▸ Task prompt:
Could you please find each line in the records that contains the word "Speichern" and copy it?

▸ Input records:
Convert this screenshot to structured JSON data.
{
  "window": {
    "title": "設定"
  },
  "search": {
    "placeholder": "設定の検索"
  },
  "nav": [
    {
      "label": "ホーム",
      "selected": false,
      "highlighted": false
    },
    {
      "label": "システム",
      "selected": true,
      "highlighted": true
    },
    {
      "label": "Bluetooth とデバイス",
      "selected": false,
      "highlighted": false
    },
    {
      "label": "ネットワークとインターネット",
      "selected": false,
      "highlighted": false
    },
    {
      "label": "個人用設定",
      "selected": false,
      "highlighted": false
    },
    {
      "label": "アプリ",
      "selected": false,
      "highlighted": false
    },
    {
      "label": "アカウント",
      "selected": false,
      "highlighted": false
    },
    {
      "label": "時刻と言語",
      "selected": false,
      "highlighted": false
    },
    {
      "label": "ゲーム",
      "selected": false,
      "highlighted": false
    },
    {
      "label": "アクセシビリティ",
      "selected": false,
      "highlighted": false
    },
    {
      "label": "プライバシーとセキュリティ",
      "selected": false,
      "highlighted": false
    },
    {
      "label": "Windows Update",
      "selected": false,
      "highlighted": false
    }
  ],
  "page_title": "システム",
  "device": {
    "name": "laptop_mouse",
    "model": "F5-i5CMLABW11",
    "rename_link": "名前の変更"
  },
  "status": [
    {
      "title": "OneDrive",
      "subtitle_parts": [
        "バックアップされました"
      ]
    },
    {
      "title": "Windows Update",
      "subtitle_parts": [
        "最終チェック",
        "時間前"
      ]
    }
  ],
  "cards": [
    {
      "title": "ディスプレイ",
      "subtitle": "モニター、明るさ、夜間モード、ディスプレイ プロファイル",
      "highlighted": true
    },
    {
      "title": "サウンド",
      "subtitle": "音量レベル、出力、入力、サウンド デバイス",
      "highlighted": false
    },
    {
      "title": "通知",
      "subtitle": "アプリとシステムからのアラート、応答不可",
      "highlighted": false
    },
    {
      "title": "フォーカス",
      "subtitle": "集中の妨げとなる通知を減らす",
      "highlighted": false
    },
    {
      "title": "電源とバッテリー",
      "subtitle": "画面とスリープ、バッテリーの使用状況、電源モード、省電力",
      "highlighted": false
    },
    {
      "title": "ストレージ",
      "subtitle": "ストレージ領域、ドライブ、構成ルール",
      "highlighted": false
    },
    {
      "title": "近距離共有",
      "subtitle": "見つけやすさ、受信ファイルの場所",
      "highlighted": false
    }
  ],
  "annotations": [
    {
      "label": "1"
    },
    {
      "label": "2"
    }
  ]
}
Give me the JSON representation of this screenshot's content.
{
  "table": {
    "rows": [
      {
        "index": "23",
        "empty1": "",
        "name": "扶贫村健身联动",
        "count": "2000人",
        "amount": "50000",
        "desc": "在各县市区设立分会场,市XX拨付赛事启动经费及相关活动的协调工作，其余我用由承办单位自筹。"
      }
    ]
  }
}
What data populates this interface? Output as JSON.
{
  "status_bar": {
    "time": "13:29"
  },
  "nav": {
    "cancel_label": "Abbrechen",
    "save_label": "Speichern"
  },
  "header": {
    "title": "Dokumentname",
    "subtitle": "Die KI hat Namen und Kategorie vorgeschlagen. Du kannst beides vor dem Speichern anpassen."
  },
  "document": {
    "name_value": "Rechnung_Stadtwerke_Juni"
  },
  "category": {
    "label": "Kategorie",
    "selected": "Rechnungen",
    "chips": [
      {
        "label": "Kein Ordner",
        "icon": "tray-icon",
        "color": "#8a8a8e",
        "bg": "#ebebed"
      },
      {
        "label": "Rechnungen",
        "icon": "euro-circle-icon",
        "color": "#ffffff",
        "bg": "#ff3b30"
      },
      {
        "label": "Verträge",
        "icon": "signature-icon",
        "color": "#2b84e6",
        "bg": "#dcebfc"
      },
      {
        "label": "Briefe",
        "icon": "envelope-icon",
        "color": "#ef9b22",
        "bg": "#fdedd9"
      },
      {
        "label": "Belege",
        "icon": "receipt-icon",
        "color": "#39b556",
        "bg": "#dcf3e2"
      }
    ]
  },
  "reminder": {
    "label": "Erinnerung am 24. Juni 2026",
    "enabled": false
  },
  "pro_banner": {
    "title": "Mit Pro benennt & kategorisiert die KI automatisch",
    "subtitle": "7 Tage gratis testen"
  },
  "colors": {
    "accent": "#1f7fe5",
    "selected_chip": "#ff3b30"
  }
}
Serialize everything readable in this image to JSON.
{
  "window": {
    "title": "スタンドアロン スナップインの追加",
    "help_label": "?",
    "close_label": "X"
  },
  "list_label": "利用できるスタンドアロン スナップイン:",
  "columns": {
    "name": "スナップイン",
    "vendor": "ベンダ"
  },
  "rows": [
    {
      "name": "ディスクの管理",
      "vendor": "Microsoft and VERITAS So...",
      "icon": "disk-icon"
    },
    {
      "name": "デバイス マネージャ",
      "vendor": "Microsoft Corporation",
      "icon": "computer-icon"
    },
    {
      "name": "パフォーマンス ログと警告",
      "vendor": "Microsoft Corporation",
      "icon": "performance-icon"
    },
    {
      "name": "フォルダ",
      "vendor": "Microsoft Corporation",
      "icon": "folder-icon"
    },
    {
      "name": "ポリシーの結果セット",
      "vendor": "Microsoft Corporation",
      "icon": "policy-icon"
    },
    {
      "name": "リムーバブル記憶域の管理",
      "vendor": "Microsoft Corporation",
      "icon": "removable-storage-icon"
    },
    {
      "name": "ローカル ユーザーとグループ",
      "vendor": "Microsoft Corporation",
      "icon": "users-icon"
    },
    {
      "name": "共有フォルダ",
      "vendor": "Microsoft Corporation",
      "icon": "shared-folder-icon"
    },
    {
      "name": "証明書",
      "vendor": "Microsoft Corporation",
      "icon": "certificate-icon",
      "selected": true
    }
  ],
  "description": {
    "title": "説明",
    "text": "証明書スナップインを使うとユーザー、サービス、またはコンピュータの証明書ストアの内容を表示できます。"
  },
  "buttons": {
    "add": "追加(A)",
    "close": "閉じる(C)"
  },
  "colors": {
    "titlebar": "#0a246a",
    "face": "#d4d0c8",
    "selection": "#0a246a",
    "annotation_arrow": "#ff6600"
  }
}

▸ Completed task:
    "save_label": "Speichern"
    "subtitle": "Die KI hat Namen und Kategorie vorgeschlagen. Du kannst beides vor dem Speichern anpassen."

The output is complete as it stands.